→ **Extracted records**

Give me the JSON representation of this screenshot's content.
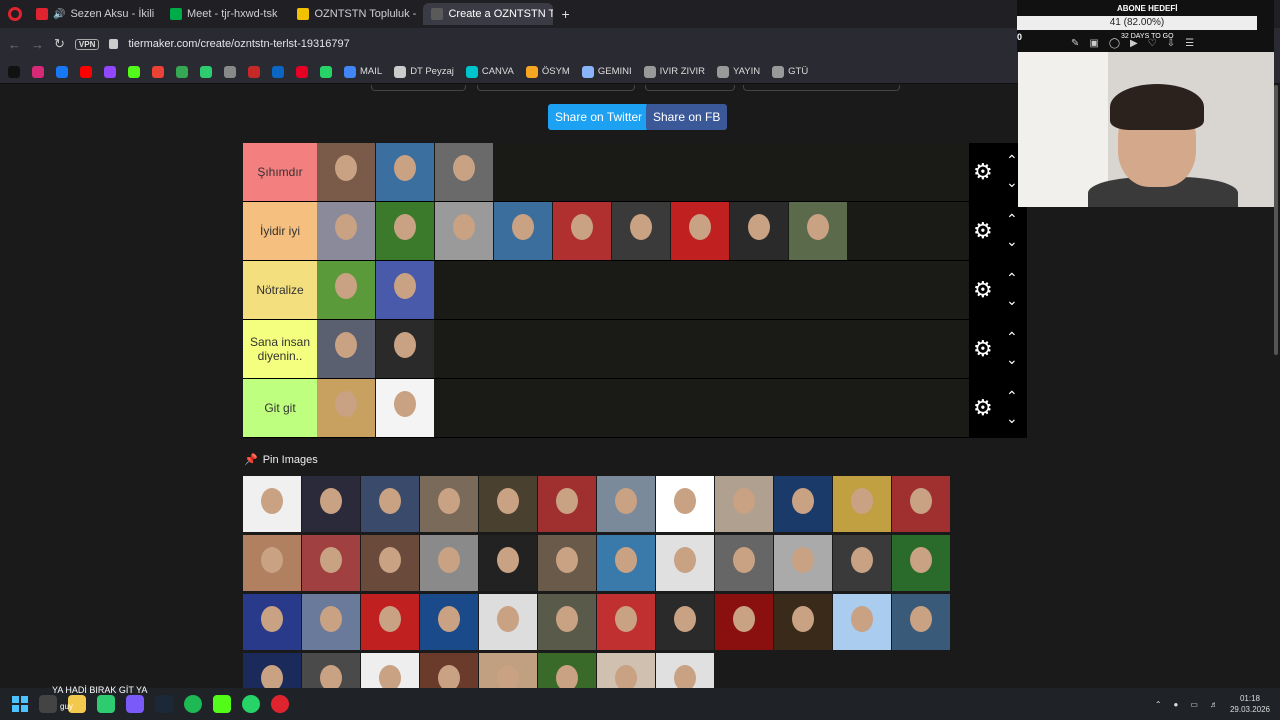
{
  "tabs": [
    {
      "label": "Sezen Aksu - İkili Deli",
      "color": "#e0242f",
      "active": false
    },
    {
      "label": "Meet - tjr-hxwd-tsk",
      "color": "#00ac47",
      "active": false
    },
    {
      "label": "OZNTSTN Topluluk - Tier L",
      "color": "#f2c200",
      "active": false
    },
    {
      "label": "Create a OZNTSTN TİERLİS",
      "color": "#5a5a5a",
      "active": true
    }
  ],
  "address": {
    "vpn": "VPN",
    "url": "tiermaker.com/create/ozntstn-terlst-19316797"
  },
  "bookmarks": [
    {
      "label": "",
      "color": "#111"
    },
    {
      "label": "",
      "color": "#d62976"
    },
    {
      "label": "",
      "color": "#1877f2"
    },
    {
      "label": "",
      "color": "#ff0000"
    },
    {
      "label": "",
      "color": "#9146ff"
    },
    {
      "label": "",
      "color": "#53fc18"
    },
    {
      "label": "",
      "color": "#ea4335"
    },
    {
      "label": "",
      "color": "#34a853"
    },
    {
      "label": "",
      "color": "#2ecc71"
    },
    {
      "label": "",
      "color": "#888"
    },
    {
      "label": "",
      "color": "#c62828"
    },
    {
      "label": "",
      "color": "#0a66c2"
    },
    {
      "label": "",
      "color": "#e60023"
    },
    {
      "label": "",
      "color": "#25d366"
    },
    {
      "label": "MAIL",
      "color": "#4285f4"
    },
    {
      "label": "DT Peyzaj",
      "color": "#ccc"
    },
    {
      "label": "CANVA",
      "color": "#00c4cc"
    },
    {
      "label": "ÖSYM",
      "color": "#f5a623"
    },
    {
      "label": "GEMINI",
      "color": "#8ab4f8"
    },
    {
      "label": "IVIR ZIVIR",
      "color": "#999"
    },
    {
      "label": "YAYIN",
      "color": "#999"
    },
    {
      "label": "GTÜ",
      "color": "#999"
    }
  ],
  "share": {
    "twitter": "Share on Twitter",
    "fb": "Share on FB"
  },
  "tiers": [
    {
      "label": "Şıhımdır",
      "color": "#f47f7f",
      "items": [
        "#7a5a48",
        "#3a6fa0",
        "#6a6a6a"
      ]
    },
    {
      "label": "İyidir iyi",
      "color": "#f4bf7f",
      "items": [
        "#8a8a9a",
        "#3a7a2a",
        "#9a9a9a",
        "#3b6e9c",
        "#b03030",
        "#3a3a3a",
        "#c02020",
        "#2a2a2a",
        "#5a6a4a"
      ]
    },
    {
      "label": "Nötralize",
      "color": "#f4df7f",
      "items": [
        "#5a9a3a",
        "#4a5aaa"
      ]
    },
    {
      "label": "Sana insan diyenin..",
      "color": "#f4ff7f",
      "items": [
        "#5a6070",
        "#2a2a2a"
      ]
    },
    {
      "label": "Git git",
      "color": "#bfff7f",
      "items": [
        "#c8a060",
        "#f4f4f4"
      ]
    }
  ],
  "pin_images": {
    "label": "Pin Images",
    "items": [
      "#f0f0f0",
      "#2a2a3a",
      "#3a4a6a",
      "#7a6a5a",
      "#4a4030",
      "#a03030",
      "#7a8a9a",
      "#ffffff",
      "#b0a090",
      "#1a3a6a",
      "#c0a040",
      "#a03030",
      "#b08060",
      "#a04040",
      "#6a4a3a",
      "#8a8a8a",
      "#222222",
      "#6a5a4a",
      "#3a7aaa",
      "#e0e0e0",
      "#666666",
      "#aaaaaa",
      "#3a3a3a",
      "#2a6a2a",
      "#2a3a8a",
      "#6a7a9a",
      "#c02020",
      "#1a4a8a",
      "#dddddd",
      "#5a5a4a",
      "#c03030",
      "#2a2a2a",
      "#8a1010",
      "#3a2a1a",
      "#aaccee",
      "#3a5a7a",
      "#1a2a5a",
      "#4a4a4a",
      "#eeeeee",
      "#6a3a2a",
      "#c0a080",
      "#3a6a2a",
      "#d0c0b0",
      "#e0e0e0"
    ]
  },
  "taskbar": {
    "time": "01:18",
    "date": "29.03.2026"
  },
  "stream_overlay": {
    "goal_title": "ABONE HEDEFİ",
    "goal_progress": "41 (82.00%)",
    "zero": "0",
    "days": "32 DAYS TO GO"
  },
  "ticker": {
    "line1": "YA HADİ BIRAK GİT YA",
    "line2": "guy"
  }
}
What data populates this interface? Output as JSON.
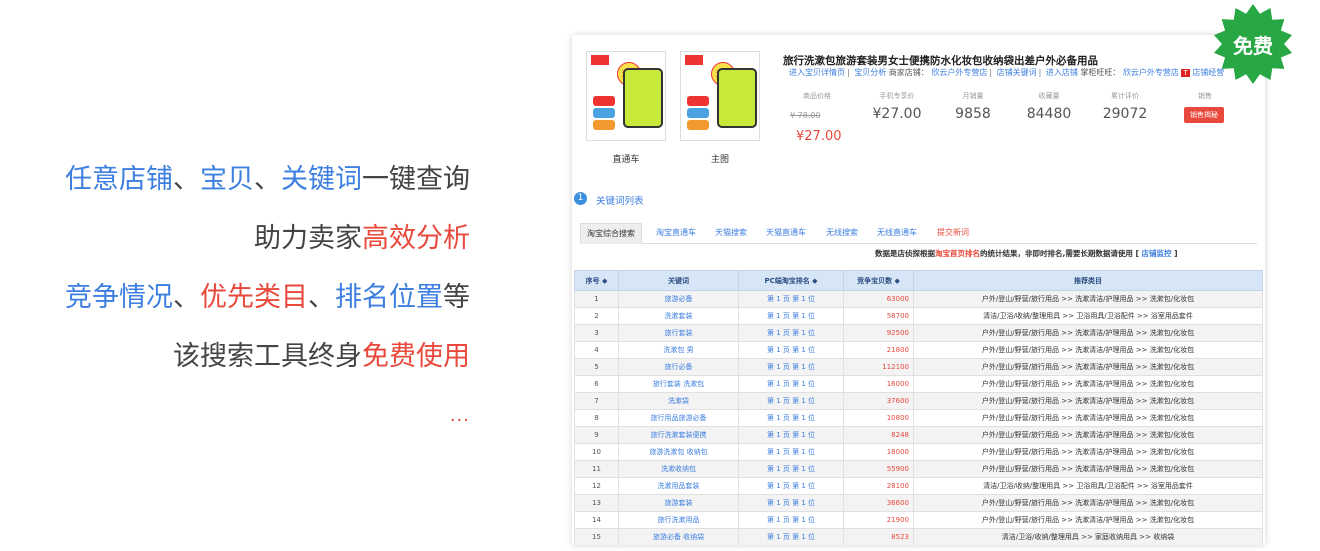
{
  "promo": {
    "line1": [
      {
        "text": "任意店铺",
        "color": "blue"
      },
      {
        "text": "、",
        "color": "plain"
      },
      {
        "text": "宝贝",
        "color": "blue"
      },
      {
        "text": "、",
        "color": "plain"
      },
      {
        "text": "关键词",
        "color": "blue"
      },
      {
        "text": "一键查询",
        "color": "plain"
      }
    ],
    "line2": [
      {
        "text": "助力卖家",
        "color": "plain"
      },
      {
        "text": "高效分析",
        "color": "red"
      }
    ],
    "line3": [
      {
        "text": "竞争情况",
        "color": "blue"
      },
      {
        "text": "、",
        "color": "plain"
      },
      {
        "text": "优先类目",
        "color": "red"
      },
      {
        "text": "、",
        "color": "plain"
      },
      {
        "text": "排名位置",
        "color": "blue"
      },
      {
        "text": "等",
        "color": "plain"
      }
    ],
    "line4": [
      {
        "text": "该搜索工具终身",
        "color": "plain"
      },
      {
        "text": "免费使用",
        "color": "red"
      }
    ],
    "ellipsis": "..."
  },
  "badge": {
    "label": "免费",
    "color": "#27a844"
  },
  "product": {
    "title": "旅行洗漱包旅游套装男女士便携防水化妆包收纳袋出差户外必备用品",
    "links": [
      "进入宝贝详情页",
      "宝贝分析",
      "商家店铺：",
      "欣云户外专营店",
      "店铺关键词",
      "进入店铺",
      "掌柜旺旺：",
      "欣云户外专营店",
      "店铺经营"
    ],
    "thumb_captions": [
      "直通车",
      "主图"
    ],
    "stats": [
      {
        "label": "商品价格",
        "value": ""
      },
      {
        "label": "手机专享价",
        "value": "¥27.00"
      },
      {
        "label": "月销量",
        "value": "9858"
      },
      {
        "label": "收藏量",
        "value": "84480"
      },
      {
        "label": "累计评价",
        "value": "29072"
      },
      {
        "label": "销售",
        "value": ""
      }
    ],
    "old_price": "¥ 78.00",
    "new_price": "¥27.00",
    "sales_button": "销售揭秘"
  },
  "section": {
    "number": "1",
    "title": "关键词列表"
  },
  "tabs": [
    "淘宝综合搜索",
    "淘宝直通车",
    "天猫搜索",
    "天猫直通车",
    "无线搜索",
    "无线直通车",
    "提交新词"
  ],
  "notice": {
    "pre": "数据是店侦探根据",
    "red": "淘宝首页排名",
    "mid": "的统计结果，非即时排名,需要长期数据请使用 [ ",
    "link": "店铺监控",
    "post": " ]"
  },
  "table": {
    "headers": [
      "序号 ◆",
      "关键词",
      "PC端淘宝排名 ◆",
      "竞争宝贝数 ◆",
      "推荐类目"
    ],
    "rows": [
      [
        "1",
        "旅游必备",
        "第 1 页 第 1 位",
        "63000",
        "户外/登山/野营/旅行用品 >> 洗漱清洁/护理用品 >> 洗漱包/化妆包"
      ],
      [
        "2",
        "洗漱套装",
        "第 1 页 第 1 位",
        "58700",
        "清洁/卫浴/收纳/整理用具 >> 卫浴用具/卫浴配件 >> 浴室用品套件"
      ],
      [
        "3",
        "旅行套装",
        "第 1 页 第 1 位",
        "92500",
        "户外/登山/野营/旅行用品 >> 洗漱清洁/护理用品 >> 洗漱包/化妆包"
      ],
      [
        "4",
        "洗漱包 男",
        "第 1 页 第 1 位",
        "21800",
        "户外/登山/野营/旅行用品 >> 洗漱清洁/护理用品 >> 洗漱包/化妆包"
      ],
      [
        "5",
        "旅行必备",
        "第 1 页 第 1 位",
        "112100",
        "户外/登山/野营/旅行用品 >> 洗漱清洁/护理用品 >> 洗漱包/化妆包"
      ],
      [
        "6",
        "旅行套装 洗漱包",
        "第 1 页 第 1 位",
        "16000",
        "户外/登山/野营/旅行用品 >> 洗漱清洁/护理用品 >> 洗漱包/化妆包"
      ],
      [
        "7",
        "洗漱袋",
        "第 1 页 第 1 位",
        "37600",
        "户外/登山/野营/旅行用品 >> 洗漱清洁/护理用品 >> 洗漱包/化妆包"
      ],
      [
        "8",
        "旅行用品旅游必备",
        "第 1 页 第 1 位",
        "10800",
        "户外/登山/野营/旅行用品 >> 洗漱清洁/护理用品 >> 洗漱包/化妆包"
      ],
      [
        "9",
        "旅行洗漱套装便携",
        "第 1 页 第 1 位",
        "8248",
        "户外/登山/野营/旅行用品 >> 洗漱清洁/护理用品 >> 洗漱包/化妆包"
      ],
      [
        "10",
        "旅游洗漱包 收纳包",
        "第 1 页 第 1 位",
        "18000",
        "户外/登山/野营/旅行用品 >> 洗漱清洁/护理用品 >> 洗漱包/化妆包"
      ],
      [
        "11",
        "洗漱收纳包",
        "第 1 页 第 1 位",
        "55900",
        "户外/登山/野营/旅行用品 >> 洗漱清洁/护理用品 >> 洗漱包/化妆包"
      ],
      [
        "12",
        "洗漱用品套装",
        "第 1 页 第 1 位",
        "28100",
        "清洁/卫浴/收纳/整理用具 >> 卫浴用具/卫浴配件 >> 浴室用品套件"
      ],
      [
        "13",
        "旅游套装",
        "第 1 页 第 1 位",
        "36600",
        "户外/登山/野营/旅行用品 >> 洗漱清洁/护理用品 >> 洗漱包/化妆包"
      ],
      [
        "14",
        "旅行洗漱用品",
        "第 1 页 第 1 位",
        "21900",
        "户外/登山/野营/旅行用品 >> 洗漱清洁/护理用品 >> 洗漱包/化妆包"
      ],
      [
        "15",
        "旅游必备 收纳袋",
        "第 1 页 第 1 位",
        "8523",
        "清洁/卫浴/收纳/整理用具 >> 家庭收纳用具 >> 收纳袋"
      ]
    ]
  }
}
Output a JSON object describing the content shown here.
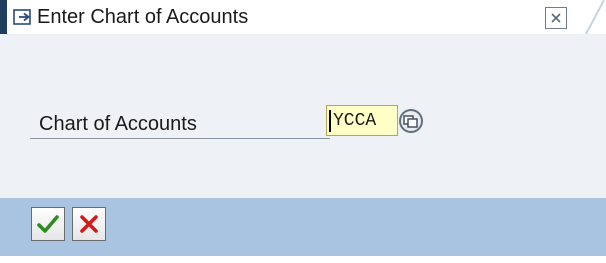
{
  "window": {
    "title": "Enter Chart of Accounts",
    "title_icon": "execute-icon",
    "close_icon": "close-icon"
  },
  "form": {
    "chart_of_accounts": {
      "label": "Chart of Accounts",
      "value": "YCCA",
      "value_help_icon": "value-help-icon"
    }
  },
  "toolbar": {
    "buttons": [
      {
        "name": "continue",
        "icon": "checkmark-icon",
        "color": "#2e8b1f"
      },
      {
        "name": "cancel",
        "icon": "x-icon",
        "color": "#d01c1c"
      }
    ]
  },
  "colors": {
    "title_accent": "#1f3d5c",
    "content_bg": "#eef1f5",
    "toolbar_bg": "#a9c4e1",
    "input_bg": "#ffffc8"
  }
}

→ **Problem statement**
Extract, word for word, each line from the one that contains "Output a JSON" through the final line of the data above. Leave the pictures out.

→ **Solution for this problem**
Output a JSON object describing the content shown here.
{
  "window": {
    "title": "Enter Chart of Accounts",
    "title_icon": "execute-icon",
    "close_icon": "close-icon"
  },
  "form": {
    "chart_of_accounts": {
      "label": "Chart of Accounts",
      "value": "YCCA",
      "value_help_icon": "value-help-icon"
    }
  },
  "toolbar": {
    "buttons": [
      {
        "name": "continue",
        "icon": "checkmark-icon",
        "color": "#2e8b1f"
      },
      {
        "name": "cancel",
        "icon": "x-icon",
        "color": "#d01c1c"
      }
    ]
  },
  "colors": {
    "title_accent": "#1f3d5c",
    "content_bg": "#eef1f5",
    "toolbar_bg": "#a9c4e1",
    "input_bg": "#ffffc8"
  }
}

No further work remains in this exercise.